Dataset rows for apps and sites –

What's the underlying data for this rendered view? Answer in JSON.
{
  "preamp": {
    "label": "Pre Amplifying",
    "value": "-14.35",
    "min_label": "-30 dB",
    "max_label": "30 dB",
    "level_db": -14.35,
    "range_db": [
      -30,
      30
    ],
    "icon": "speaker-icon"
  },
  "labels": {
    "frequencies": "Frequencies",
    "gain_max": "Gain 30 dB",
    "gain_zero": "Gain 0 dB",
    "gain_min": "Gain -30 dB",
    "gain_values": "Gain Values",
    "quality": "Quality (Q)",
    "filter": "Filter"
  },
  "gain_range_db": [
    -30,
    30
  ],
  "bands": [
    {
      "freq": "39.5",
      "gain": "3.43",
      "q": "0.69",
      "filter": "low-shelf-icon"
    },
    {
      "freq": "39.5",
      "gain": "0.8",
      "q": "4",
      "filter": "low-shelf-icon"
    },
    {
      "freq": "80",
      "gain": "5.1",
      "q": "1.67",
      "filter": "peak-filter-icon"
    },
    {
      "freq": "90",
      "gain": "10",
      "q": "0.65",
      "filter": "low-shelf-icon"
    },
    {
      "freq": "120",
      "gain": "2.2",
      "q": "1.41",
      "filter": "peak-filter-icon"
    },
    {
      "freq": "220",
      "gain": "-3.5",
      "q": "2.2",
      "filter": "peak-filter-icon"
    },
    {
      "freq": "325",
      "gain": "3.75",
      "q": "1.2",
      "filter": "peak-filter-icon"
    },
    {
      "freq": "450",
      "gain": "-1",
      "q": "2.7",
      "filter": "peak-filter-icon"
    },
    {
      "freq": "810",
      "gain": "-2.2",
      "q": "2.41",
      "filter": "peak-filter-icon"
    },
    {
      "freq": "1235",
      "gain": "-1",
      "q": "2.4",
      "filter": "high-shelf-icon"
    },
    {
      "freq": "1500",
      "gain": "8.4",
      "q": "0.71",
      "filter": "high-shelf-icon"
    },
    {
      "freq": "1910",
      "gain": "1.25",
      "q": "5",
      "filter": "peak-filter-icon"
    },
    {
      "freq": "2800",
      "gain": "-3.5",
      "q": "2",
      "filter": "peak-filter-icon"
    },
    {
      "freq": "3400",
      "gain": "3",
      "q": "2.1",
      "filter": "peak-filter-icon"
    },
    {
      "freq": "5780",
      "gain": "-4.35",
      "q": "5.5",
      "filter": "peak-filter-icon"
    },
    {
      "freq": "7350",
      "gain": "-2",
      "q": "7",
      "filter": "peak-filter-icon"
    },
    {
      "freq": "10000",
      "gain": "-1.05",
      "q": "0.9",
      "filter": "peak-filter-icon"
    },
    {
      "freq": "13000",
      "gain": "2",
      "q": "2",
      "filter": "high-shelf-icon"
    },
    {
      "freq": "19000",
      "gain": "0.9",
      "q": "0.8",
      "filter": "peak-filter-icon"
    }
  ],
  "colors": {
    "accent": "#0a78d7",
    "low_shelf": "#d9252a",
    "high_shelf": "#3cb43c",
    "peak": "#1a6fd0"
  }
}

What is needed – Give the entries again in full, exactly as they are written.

Response area –
What's the underlying data for this rendered view? Answer in JSON.
{
  "preamp": {
    "label": "Pre Amplifying",
    "value": "-14.35",
    "min_label": "-30 dB",
    "max_label": "30 dB",
    "level_db": -14.35,
    "range_db": [
      -30,
      30
    ],
    "icon": "speaker-icon"
  },
  "labels": {
    "frequencies": "Frequencies",
    "gain_max": "Gain 30 dB",
    "gain_zero": "Gain 0 dB",
    "gain_min": "Gain -30 dB",
    "gain_values": "Gain Values",
    "quality": "Quality (Q)",
    "filter": "Filter"
  },
  "gain_range_db": [
    -30,
    30
  ],
  "bands": [
    {
      "freq": "39.5",
      "gain": "3.43",
      "q": "0.69",
      "filter": "low-shelf-icon"
    },
    {
      "freq": "39.5",
      "gain": "0.8",
      "q": "4",
      "filter": "low-shelf-icon"
    },
    {
      "freq": "80",
      "gain": "5.1",
      "q": "1.67",
      "filter": "peak-filter-icon"
    },
    {
      "freq": "90",
      "gain": "10",
      "q": "0.65",
      "filter": "low-shelf-icon"
    },
    {
      "freq": "120",
      "gain": "2.2",
      "q": "1.41",
      "filter": "peak-filter-icon"
    },
    {
      "freq": "220",
      "gain": "-3.5",
      "q": "2.2",
      "filter": "peak-filter-icon"
    },
    {
      "freq": "325",
      "gain": "3.75",
      "q": "1.2",
      "filter": "peak-filter-icon"
    },
    {
      "freq": "450",
      "gain": "-1",
      "q": "2.7",
      "filter": "peak-filter-icon"
    },
    {
      "freq": "810",
      "gain": "-2.2",
      "q": "2.41",
      "filter": "peak-filter-icon"
    },
    {
      "freq": "1235",
      "gain": "-1",
      "q": "2.4",
      "filter": "high-shelf-icon"
    },
    {
      "freq": "1500",
      "gain": "8.4",
      "q": "0.71",
      "filter": "high-shelf-icon"
    },
    {
      "freq": "1910",
      "gain": "1.25",
      "q": "5",
      "filter": "peak-filter-icon"
    },
    {
      "freq": "2800",
      "gain": "-3.5",
      "q": "2",
      "filter": "peak-filter-icon"
    },
    {
      "freq": "3400",
      "gain": "3",
      "q": "2.1",
      "filter": "peak-filter-icon"
    },
    {
      "freq": "5780",
      "gain": "-4.35",
      "q": "5.5",
      "filter": "peak-filter-icon"
    },
    {
      "freq": "7350",
      "gain": "-2",
      "q": "7",
      "filter": "peak-filter-icon"
    },
    {
      "freq": "10000",
      "gain": "-1.05",
      "q": "0.9",
      "filter": "peak-filter-icon"
    },
    {
      "freq": "13000",
      "gain": "2",
      "q": "2",
      "filter": "high-shelf-icon"
    },
    {
      "freq": "19000",
      "gain": "0.9",
      "q": "0.8",
      "filter": "peak-filter-icon"
    }
  ],
  "colors": {
    "accent": "#0a78d7",
    "low_shelf": "#d9252a",
    "high_shelf": "#3cb43c",
    "peak": "#1a6fd0"
  }
}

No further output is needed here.